__GOAL OF THE EXERCISE__:
Except for the pictures, output the records in full and exactly.

______

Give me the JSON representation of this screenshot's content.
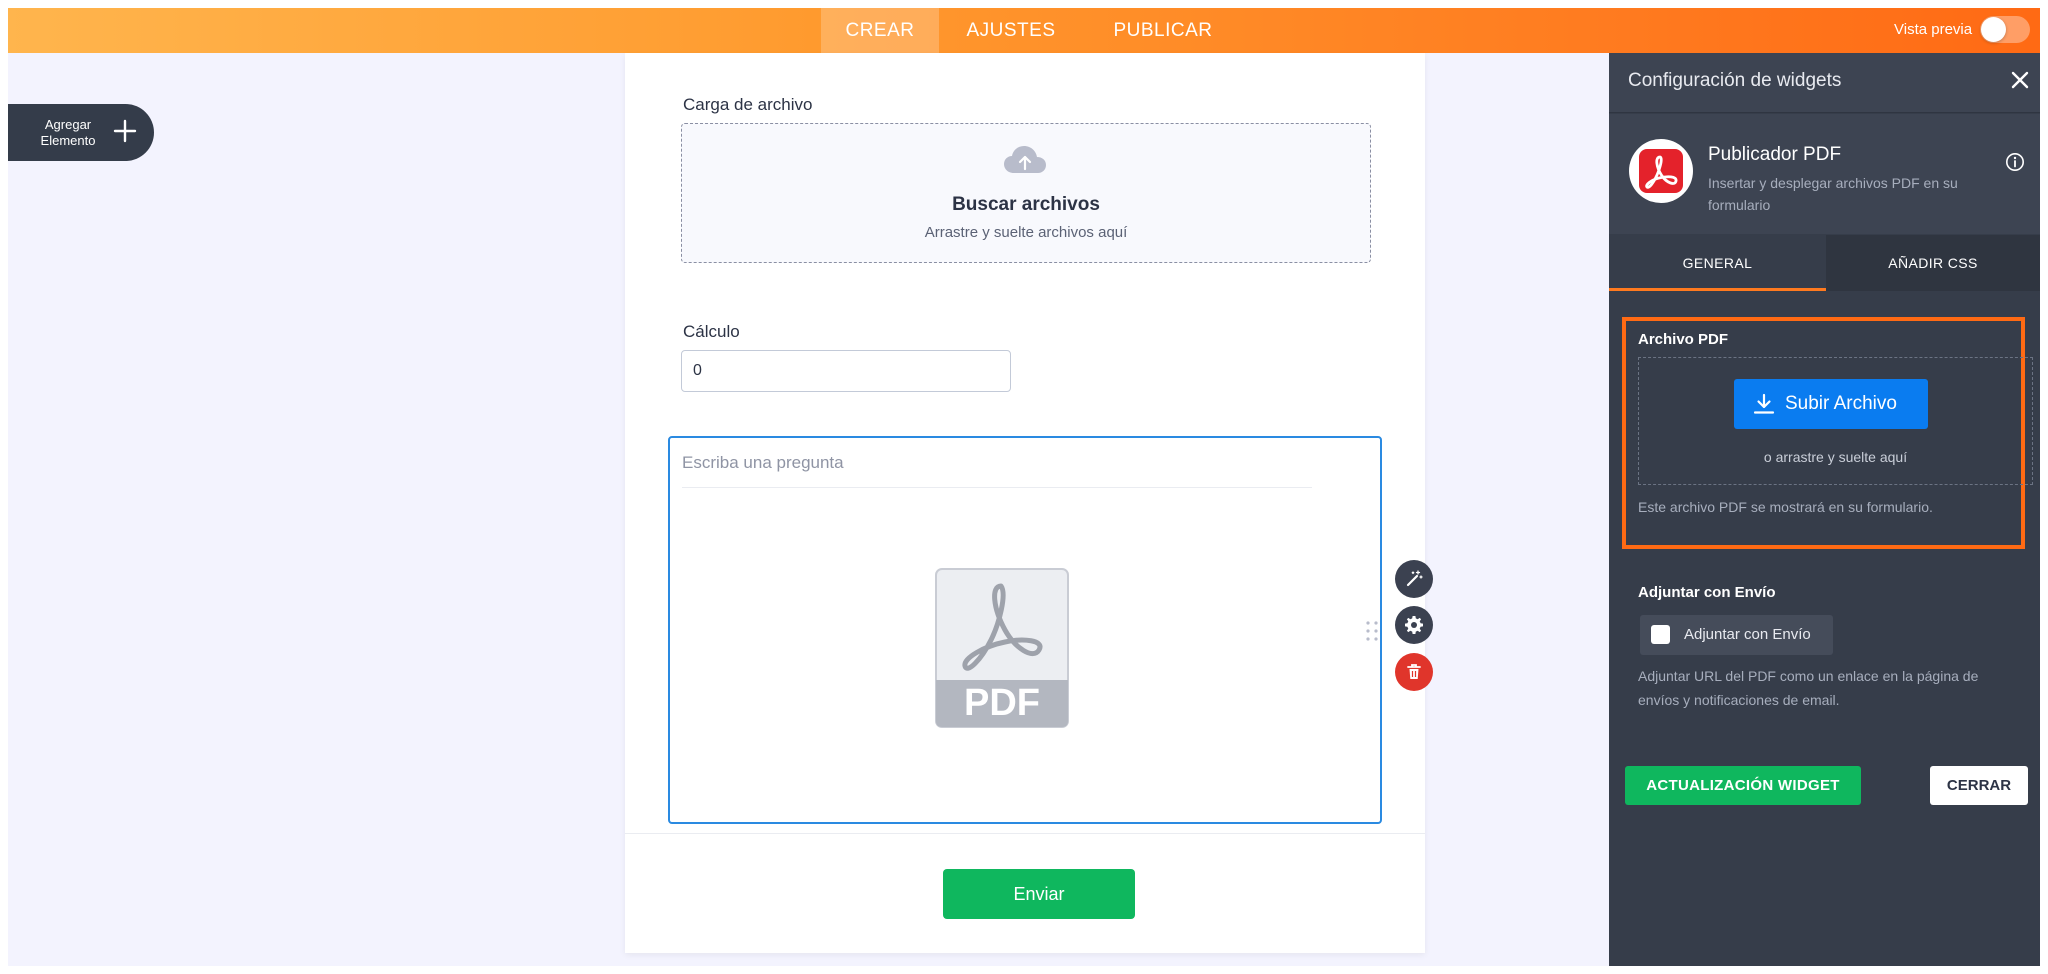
{
  "topbar": {
    "tabs": [
      {
        "label": "CREAR",
        "active": true
      },
      {
        "label": "AJUSTES",
        "active": false
      },
      {
        "label": "PUBLICAR",
        "active": false
      }
    ],
    "preview_label": "Vista previa",
    "preview_enabled": false
  },
  "add_element": {
    "label": "Agregar Elemento"
  },
  "form": {
    "upload": {
      "label": "Carga de archivo",
      "title": "Buscar archivos",
      "subtitle": "Arrastre y suelte archivos aquí"
    },
    "calculation": {
      "label": "Cálculo",
      "value": "0"
    },
    "pdf_field": {
      "question_placeholder": "Escriba una pregunta",
      "doc_label": "PDF"
    },
    "submit_label": "Enviar"
  },
  "panel": {
    "title": "Configuración de widgets",
    "widget": {
      "name": "Publicador PDF",
      "description": "Insertar y desplegar archivos PDF en su formulario"
    },
    "tabs": [
      {
        "label": "GENERAL",
        "active": true
      },
      {
        "label": "AÑADIR CSS",
        "active": false
      }
    ],
    "pdf_section": {
      "label": "Archivo PDF",
      "upload_button": "Subir Archivo",
      "drop_hint": "o arrastre y suelte aquí",
      "hint": "Este archivo PDF se mostrará en su formulario."
    },
    "attach": {
      "label": "Adjuntar con Envío",
      "checkbox_label": "Adjuntar con Envío",
      "checked": false,
      "description": "Adjuntar URL del PDF como un enlace en la página de envíos y notificaciones de email."
    },
    "update_button": "ACTUALIZACIÓN WIDGET",
    "close_button": "CERRAR"
  },
  "colors": {
    "accent_orange": "#ff7a1f",
    "submit_green": "#0fb75e",
    "upload_blue": "#0a7cf0",
    "delete_red": "#e0352b",
    "panel_bg": "#363d4a"
  }
}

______

__REPLY TO THE EXERCISE__:
Give me the JSON representation of this screenshot's content.
{
  "topbar": {
    "tabs": [
      {
        "label": "CREAR",
        "active": true
      },
      {
        "label": "AJUSTES",
        "active": false
      },
      {
        "label": "PUBLICAR",
        "active": false
      }
    ],
    "preview_label": "Vista previa",
    "preview_enabled": false
  },
  "add_element": {
    "label": "Agregar Elemento"
  },
  "form": {
    "upload": {
      "label": "Carga de archivo",
      "title": "Buscar archivos",
      "subtitle": "Arrastre y suelte archivos aquí"
    },
    "calculation": {
      "label": "Cálculo",
      "value": "0"
    },
    "pdf_field": {
      "question_placeholder": "Escriba una pregunta",
      "doc_label": "PDF"
    },
    "submit_label": "Enviar"
  },
  "panel": {
    "title": "Configuración de widgets",
    "widget": {
      "name": "Publicador PDF",
      "description": "Insertar y desplegar archivos PDF en su formulario"
    },
    "tabs": [
      {
        "label": "GENERAL",
        "active": true
      },
      {
        "label": "AÑADIR CSS",
        "active": false
      }
    ],
    "pdf_section": {
      "label": "Archivo PDF",
      "upload_button": "Subir Archivo",
      "drop_hint": "o arrastre y suelte aquí",
      "hint": "Este archivo PDF se mostrará en su formulario."
    },
    "attach": {
      "label": "Adjuntar con Envío",
      "checkbox_label": "Adjuntar con Envío",
      "checked": false,
      "description": "Adjuntar URL del PDF como un enlace en la página de envíos y notificaciones de email."
    },
    "update_button": "ACTUALIZACIÓN WIDGET",
    "close_button": "CERRAR"
  },
  "colors": {
    "accent_orange": "#ff7a1f",
    "submit_green": "#0fb75e",
    "upload_blue": "#0a7cf0",
    "delete_red": "#e0352b",
    "panel_bg": "#363d4a"
  }
}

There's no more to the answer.